The most persecuted religion in the world

Over the past year, I have written of the intolerance that Christians have shown to Muslims in the U.S. From Missouri to Murphreesboro, Christians have demonstrated both a lack of charity and a denial of the right to religious liberty by setting fire to old mosques and opposing new ones. But Christians in the U.S. are rank amateurs compared to the Muslim persecution of Christians in the Middle East.

What I don’t like about them Muslims

Mona Eltahawy, an Egyptian-American columnist and criminal mastermind, was arrested this week for vandalizing a legally protected poster in the Times Square subway station. The poster declared: “In any war between the civilized man and the savage, support the civilized man. Support Israel. Defeat Jihad.” The ads were paid for by Pamela Geller’s American Freedom Defense Initiative. While the Metropolitan Transportation Authority attempted to block the adverts, good sense prevailed in federal court. Fox News, sadly, lacked the courage to display the entire poster in its coverage of the posters.

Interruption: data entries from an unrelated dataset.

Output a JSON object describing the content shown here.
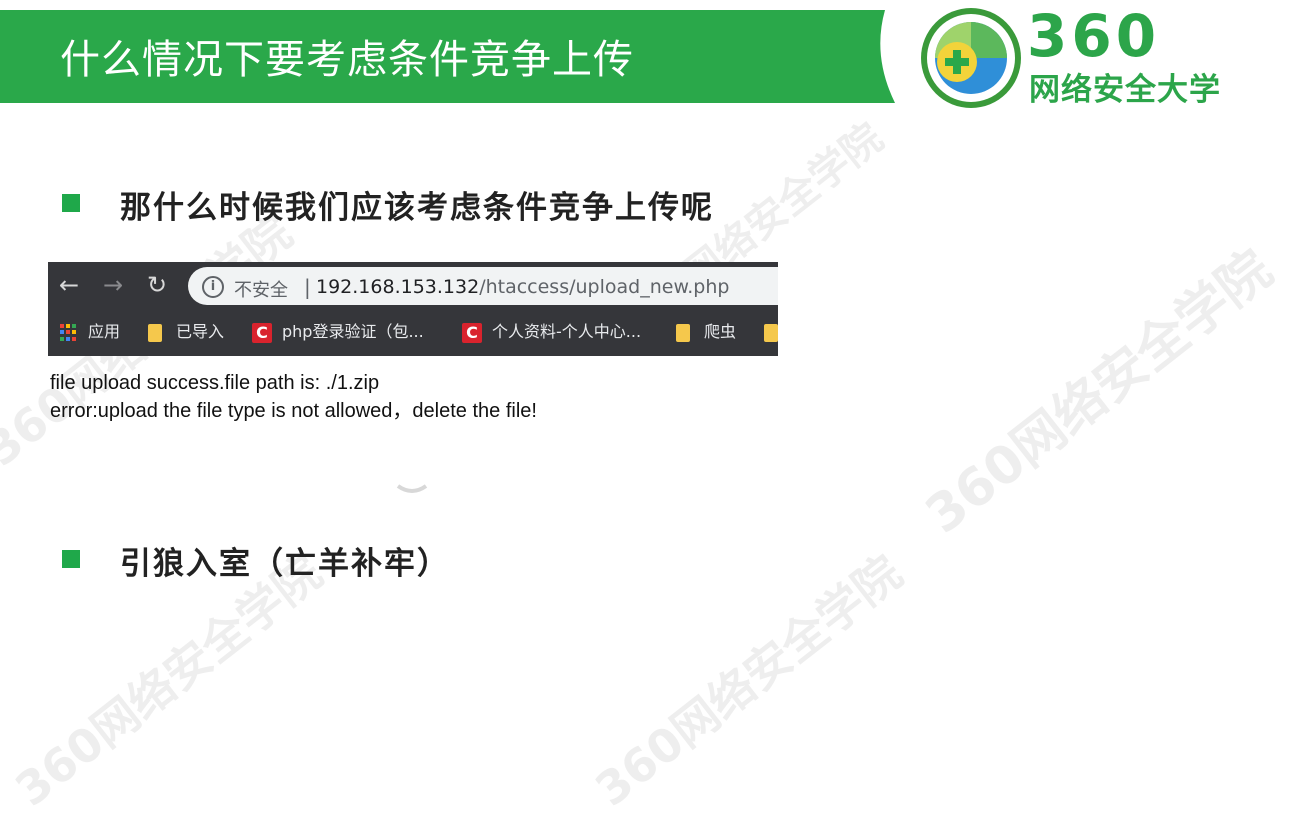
{
  "slide": {
    "title": "什么情况下要考虑条件竞争上传",
    "bullets": [
      "那什么时候我们应该考虑条件竞争上传呢",
      "引狼入室（亡羊补牢）"
    ]
  },
  "logo": {
    "number": "360",
    "text": "网络安全大学"
  },
  "watermark": {
    "text": "360网络安全学院"
  },
  "browser": {
    "security_label": "不安全",
    "separator": "|",
    "url_host": "192.168.153.132",
    "url_path": "/htaccess/upload_new.php",
    "bookmarks": [
      {
        "label": "应用",
        "icon": "apps-icon"
      },
      {
        "label": "已导入",
        "icon": "folder-icon"
      },
      {
        "label": "php登录验证（包...",
        "icon": "c-logo-icon"
      },
      {
        "label": "个人资料-个人中心...",
        "icon": "c-logo-icon"
      },
      {
        "label": "爬虫",
        "icon": "folder-icon"
      }
    ]
  },
  "page_output": {
    "line1": "file upload success.file path is: ./1.zip",
    "line2": "error:upload the file type is not allowed，delete the file!"
  },
  "colors": {
    "banner_green": "#2aa84a",
    "bullet_green": "#1fa84a",
    "logo_green": "#2ca54a",
    "browser_dark": "#35363a"
  }
}
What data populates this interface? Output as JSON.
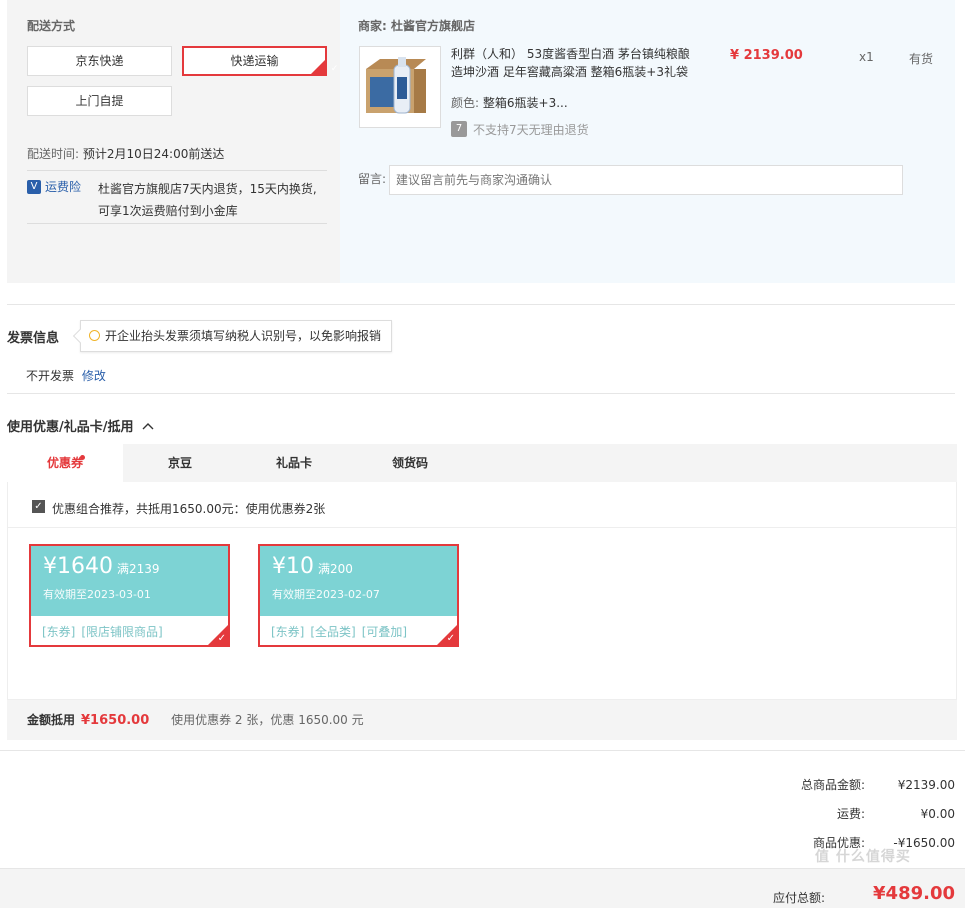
{
  "shipping": {
    "title": "配送方式",
    "options": [
      {
        "label": "京东快递",
        "selected": false
      },
      {
        "label": "快递运输",
        "selected": true
      },
      {
        "label": "上门自提",
        "selected": false
      }
    ],
    "time_label": "配送时间:",
    "time_value": "预计2月10日24:00前送达",
    "insurance_badge": "V",
    "insurance_link": "运费险",
    "insurance_desc_1": "杜酱官方旗舰店7天内退货，15天内换货,",
    "insurance_desc_2": "可享1次运费赔付到小金库"
  },
  "merchant": {
    "label": "商家:",
    "name": "杜酱官方旗舰店",
    "product": {
      "name_1": "利群（人和） 53度酱香型白酒 茅台镇纯粮酿",
      "name_2": "造坤沙酒 足年窖藏高粱酒 整箱6瓶装+3礼袋",
      "price": "¥ 2139.00",
      "qty": "x1",
      "stock": "有货",
      "color_label": "颜色:",
      "color_value": "整箱6瓶装+3...",
      "return_icon": "7",
      "return_text": "不支持7天无理由退货"
    },
    "note_label": "留言:",
    "note_placeholder": "建议留言前先与商家沟通确认"
  },
  "invoice": {
    "title": "发票信息",
    "tip": "开企业抬头发票须填写纳税人识别号，以免影响报销",
    "status": "不开发票",
    "edit": "修改"
  },
  "discount": {
    "title": "使用优惠/礼品卡/抵用",
    "toggle_icon": "chevron-up-icon",
    "tabs": [
      {
        "label": "优惠券",
        "active": true
      },
      {
        "label": "京豆",
        "active": false
      },
      {
        "label": "礼品卡",
        "active": false
      },
      {
        "label": "领货码",
        "active": false
      }
    ],
    "combo_text": "优惠组合推荐，共抵用1650.00元：使用优惠券2张",
    "coupons": [
      {
        "amount": "¥1640",
        "threshold": "满2139",
        "expiry": "有效期至2023-03-01",
        "tags": [
          "[东券]",
          "[限店铺限商品]"
        ]
      },
      {
        "amount": "¥10",
        "threshold": "满200",
        "expiry": "有效期至2023-02-07",
        "tags": [
          "[东券]",
          "[全品类]",
          "[可叠加]"
        ]
      }
    ],
    "summary_label": "金额抵用",
    "summary_amount": "¥1650.00",
    "summary_text": "使用优惠券 2 张，优惠 1650.00 元"
  },
  "totals": {
    "goods_label": "总商品金额:",
    "goods_value": "¥2139.00",
    "shipping_label": "运费:",
    "shipping_value": "¥0.00",
    "discount_label": "商品优惠:",
    "discount_value": "-¥1650.00",
    "pay_label": "应付总额:",
    "pay_value": "¥489.00"
  },
  "watermark": "值 什么值得买"
}
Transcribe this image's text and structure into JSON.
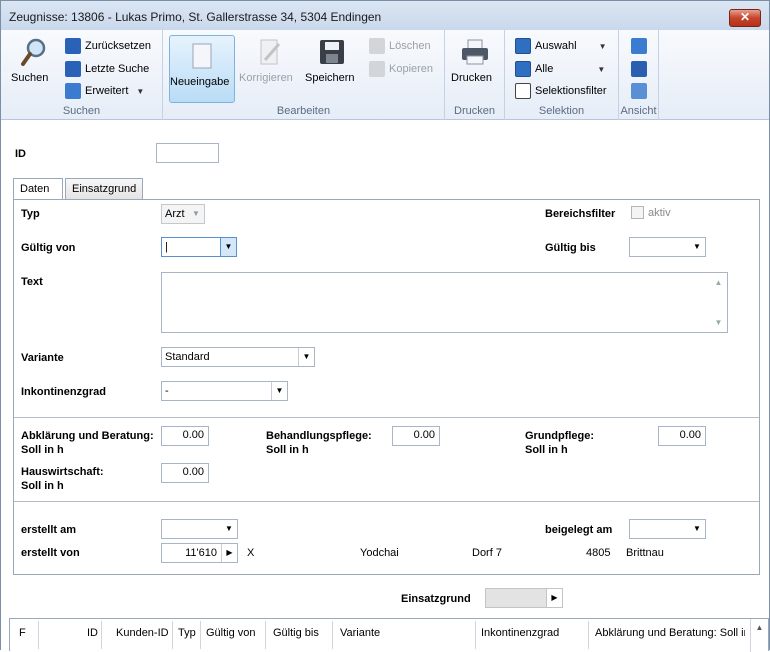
{
  "window": {
    "title": "Zeugnisse: 13806 - Lukas Primo, St. Gallerstrasse 34, 5304 Endingen",
    "close_glyph": "✕"
  },
  "ribbon": {
    "suchen": {
      "search": "Suchen",
      "reset": "Zurücksetzen",
      "last": "Letzte Suche",
      "extended": "Erweitert",
      "group": "Suchen"
    },
    "bearbeiten": {
      "new": "Neueingabe",
      "correct": "Korrigieren",
      "save": "Speichern",
      "delete": "Löschen",
      "copy": "Kopieren",
      "group": "Bearbeiten"
    },
    "drucken": {
      "print": "Drucken",
      "group": "Drucken"
    },
    "selektion": {
      "auswahl": "Auswahl",
      "alle": "Alle",
      "filter": "Selektionsfilter",
      "group": "Selektion"
    },
    "ansicht": {
      "group": "Ansicht"
    }
  },
  "form": {
    "id_label": "ID",
    "id_value": "",
    "tabs": [
      "Daten",
      "Einsatzgrund"
    ],
    "typ_label": "Typ",
    "typ_value": "Arzt",
    "bereichsfilter_label": "Bereichsfilter",
    "bereichsfilter_check": "aktiv",
    "gueltig_von_label": "Gültig von",
    "gueltig_von_value": "|",
    "gueltig_bis_label": "Gültig bis",
    "gueltig_bis_value": "",
    "text_label": "Text",
    "text_value": "",
    "variante_label": "Variante",
    "variante_value": "Standard",
    "inkontinenz_label": "Inkontinenzgrad",
    "inkontinenz_value": "-",
    "abklaerung_label": "Abklärung und Beratung:",
    "abklaerung_sub": "Soll in h",
    "abklaerung_value": "0.00",
    "behandlung_label": "Behandlungspflege:",
    "behandlung_sub": "Soll in h",
    "behandlung_value": "0.00",
    "grundpflege_label": "Grundpflege:",
    "grundpflege_sub": "Soll in h",
    "grundpflege_value": "0.00",
    "hauswirt_label": "Hauswirtschaft:",
    "hauswirt_sub": "Soll in h",
    "hauswirt_value": "0.00",
    "erstellt_am_label": "erstellt am",
    "erstellt_am_value": "",
    "beigelegt_label": "beigelegt am",
    "beigelegt_value": "",
    "erstellt_von_label": "erstellt von",
    "erstellt_von_value": "11'610",
    "erstellt_von_x": "X",
    "person_name": "Yodchai",
    "person_street": "Dorf 7",
    "person_zip": "4805",
    "person_city": "Brittnau"
  },
  "einsatzgrund": {
    "label": "Einsatzgrund",
    "value": ""
  },
  "grid": {
    "columns": [
      "F",
      "ID",
      "Kunden-ID",
      "Typ",
      "Gültig von",
      "Gültig bis",
      "Variante",
      "Inkontinenzgrad",
      "Abklärung und Beratung: Soll in"
    ]
  }
}
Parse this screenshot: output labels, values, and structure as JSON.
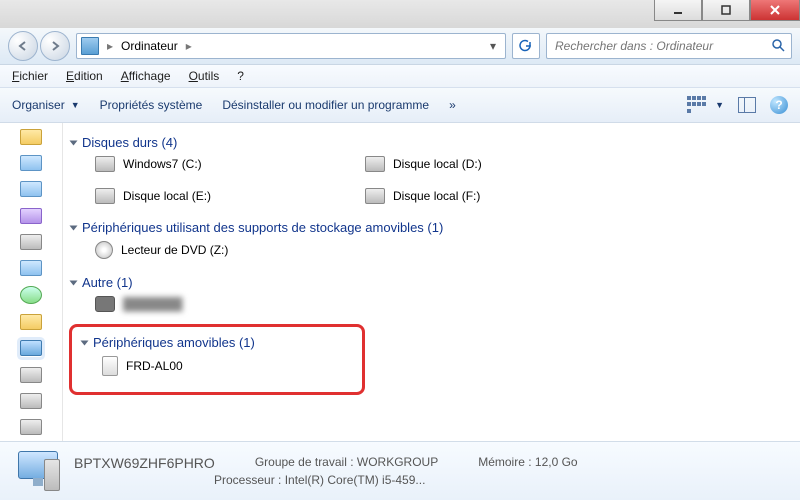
{
  "breadcrumb": {
    "root_label": "Ordinateur"
  },
  "search": {
    "placeholder": "Rechercher dans : Ordinateur"
  },
  "menubar": {
    "file": "Fichier",
    "edit": "Edition",
    "view": "Affichage",
    "tools": "Outils",
    "help": "?"
  },
  "toolbar": {
    "organize": "Organiser",
    "properties": "Propriétés système",
    "uninstall": "Désinstaller ou modifier un programme",
    "overflow": "»"
  },
  "groups": {
    "hdd": {
      "title": "Disques durs (4)",
      "items": [
        {
          "label": "Windows7 (C:)"
        },
        {
          "label": "Disque local (D:)"
        },
        {
          "label": "Disque local (E:)"
        },
        {
          "label": "Disque local (F:)"
        }
      ]
    },
    "removable_storage": {
      "title": "Périphériques utilisant des supports de stockage amovibles (1)",
      "items": [
        {
          "label": "Lecteur de DVD (Z:)"
        }
      ]
    },
    "other": {
      "title": "Autre (1)",
      "items": [
        {
          "label": "███████"
        }
      ]
    },
    "removable_devices": {
      "title": "Périphériques amovibles (1)",
      "items": [
        {
          "label": "FRD-AL00"
        }
      ]
    }
  },
  "details": {
    "computer_name": "BPTXW69ZHF6PHRO",
    "workgroup_label": "Groupe de travail :",
    "workgroup_value": "WORKGROUP",
    "memory_label": "Mémoire :",
    "memory_value": "12,0 Go",
    "processor_label": "Processeur :",
    "processor_value": "Intel(R) Core(TM) i5-459..."
  }
}
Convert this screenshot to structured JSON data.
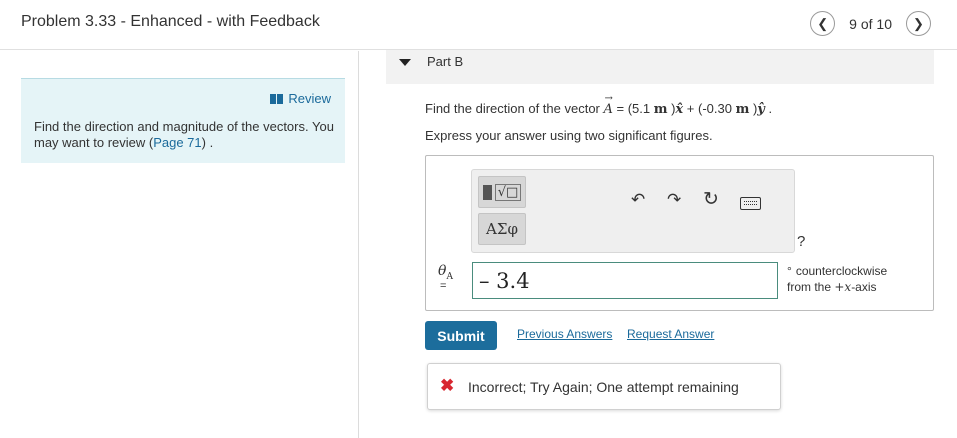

Why do they hate us?

In a recent article in Foreign Policy, Mona Eltahaway, Egyptian born journalist, gets us thinking about “they” and “us.” During the so-called Arab Spring, Egyptian riot police violated her sexually and broke both of her arms.

It’s not the usual Muslims vs. the US sort of article. In the article, “us” is women and “they” are misogynists and patriarchs in the Middle East.

Socially, legally, financially, educationally, and morally, women are treated very poorly in the Arab world. One shocking statistic: 90% of married women in Egypt, a socially and economically advanced country, have had genital mutilation.

The Sin of Tolerance

I was doing some research on Christians and tolerance and came across an old Billy Graham essay, “The Sin of Tolerance.” It appeared in Christianity Today in 1959. I wonder if he would stand by it today. It’s worth revisiting because I think many Christians today still think tolerance is a sin.

Graham takes Jesus as his model of intolerance, pointing out that Jesus was intolerant of hypocrisy, selfishness, and sin. Jesus, of course, thought all of those things wrong, and he spoke out against them, and he worked to eradicate them. But he did not persecute, kill, or crusade for laws against hypocrites and sinners. He didn’t avoid them, not rent housing to them, or bomb their countries.

Afghani rage: religion or autonomy?

Eleven years into the Afghanistan war and a few days after the disastrous burning of the Korans, US officials have mandated sensitivity training for US troops. Now with over thirty Afghans and two US servicemen dead, sensitivity training seems too little, too late.

One wonders, though, whether Afghani rage is motivated by the violations of their religious beliefs or, rather, by violations of their sovereignty and dignity. NATO air strikes have killed innocent children, Marines have urinated on the bodies of dead Afghans, night raids have terrorized citizens, and the American military continues to be accused of torturing detainees at secret locations (where detainees are denied basic human rights).